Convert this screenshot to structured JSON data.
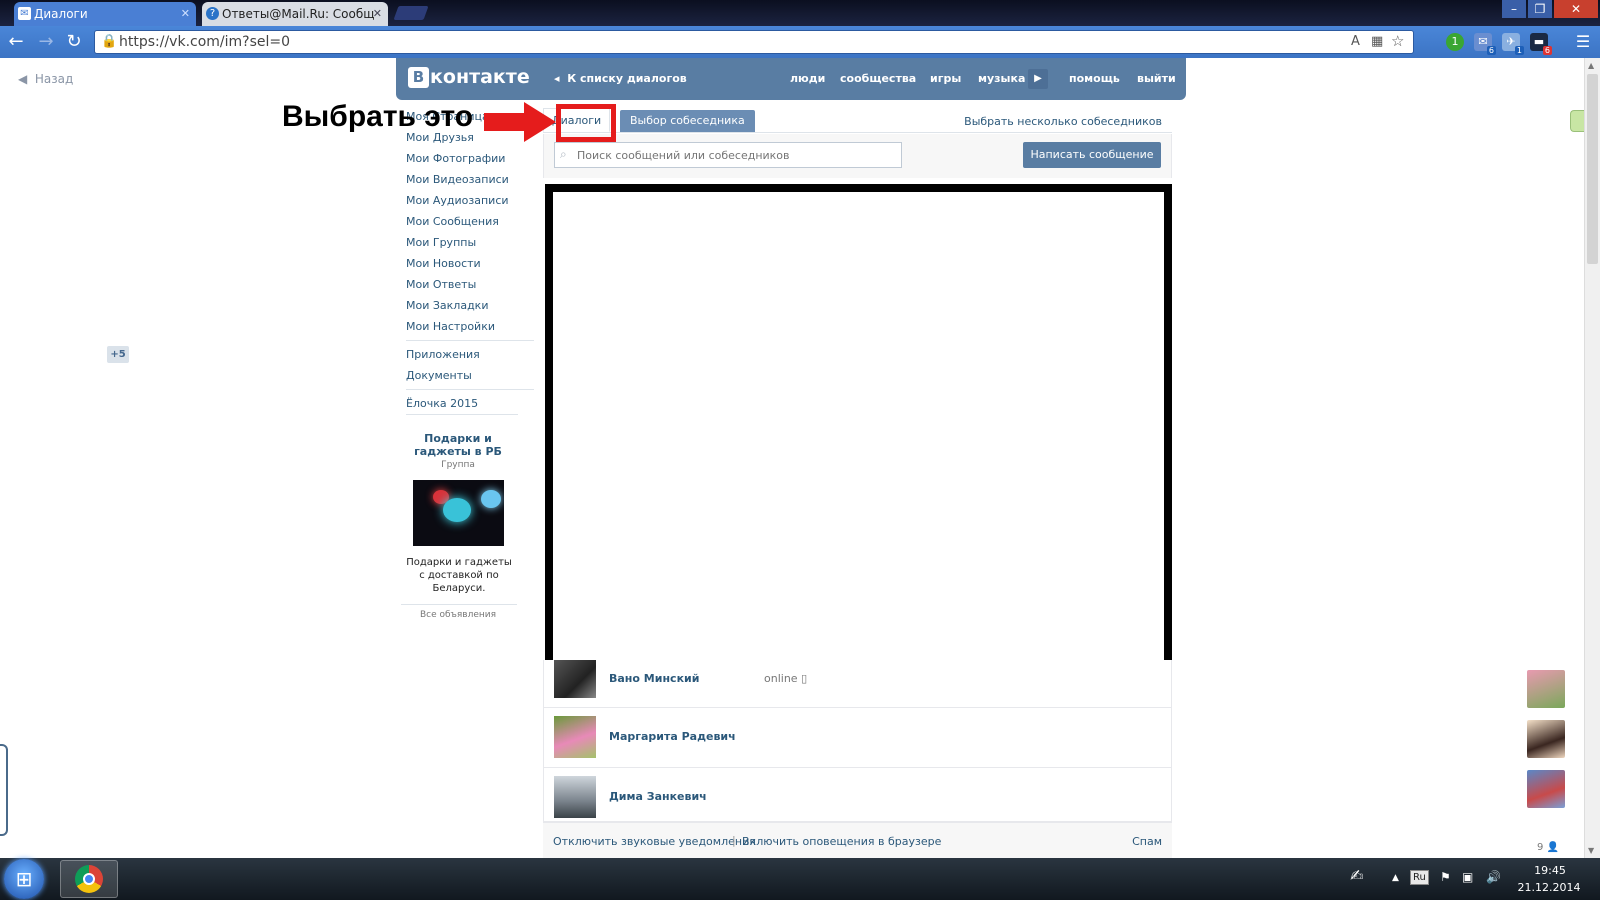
{
  "browser": {
    "tabs": [
      {
        "title": "Диалоги"
      },
      {
        "title": "Ответы@Mail.Ru: Сообщ"
      }
    ],
    "url": "https://vk.com/im?sel=0",
    "extension_badges": [
      "1",
      "6",
      "1",
      "6"
    ]
  },
  "page": {
    "back_label": "Назад"
  },
  "vk_header": {
    "logo_letter": "В",
    "logo_text": "контакте",
    "to_dialogs": "К списку диалогов",
    "nav": [
      "люди",
      "сообщества",
      "игры",
      "музыка",
      "помощь",
      "выйти"
    ]
  },
  "left_menu": {
    "items": [
      "Моя Страница",
      "Мои Друзья",
      "Мои Фотографии",
      "Мои Видеозаписи",
      "Мои Аудиозаписи",
      "Мои Сообщения",
      "Мои Группы",
      "Мои Новости",
      "Мои Ответы",
      "Мои Закладки",
      "Мои Настройки"
    ],
    "apps": "Приложения",
    "apps_badge": "+5",
    "documents": "Документы",
    "game": "Ёлочка 2015"
  },
  "ad": {
    "title": "Подарки и гаджеты в РБ",
    "type": "Группа",
    "text": "Подарки и гаджеты с доставкой по Беларуси.",
    "all_link": "Все объявления"
  },
  "messages": {
    "tab_dialogs": "Диалоги",
    "tab_choose": "Выбор собеседника",
    "choose_multiple": "Выбрать несколько собеседников",
    "search_placeholder": "Поиск сообщений или собеседников",
    "write_button": "Написать сообщение",
    "dialogs": [
      {
        "name": "Вано Минский",
        "status": "online"
      },
      {
        "name": "Маргарита Радевич",
        "status": ""
      },
      {
        "name": "Дима Занкевич",
        "status": ""
      }
    ],
    "footer": {
      "mute_sounds": "Отключить звуковые уведомления",
      "enable_browser_alerts": "Включить оповещения в браузере",
      "spam": "Спам"
    }
  },
  "annotation": {
    "text": "Выбрать это",
    "color": "#e51c1c"
  },
  "side_friends": {
    "count": "9"
  },
  "taskbar": {
    "language": "Ru",
    "time": "19:45",
    "date": "21.12.2014"
  },
  "colors": {
    "vk_header": "#597da3",
    "vk_link": "#2b587a",
    "browser_active_tab": "#4a7fd4"
  }
}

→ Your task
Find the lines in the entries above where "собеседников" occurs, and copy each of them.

→ Exercise result
    "choose_multiple": "Выбрать несколько собеседников",
    "search_placeholder": "Поиск сообщений или собеседников",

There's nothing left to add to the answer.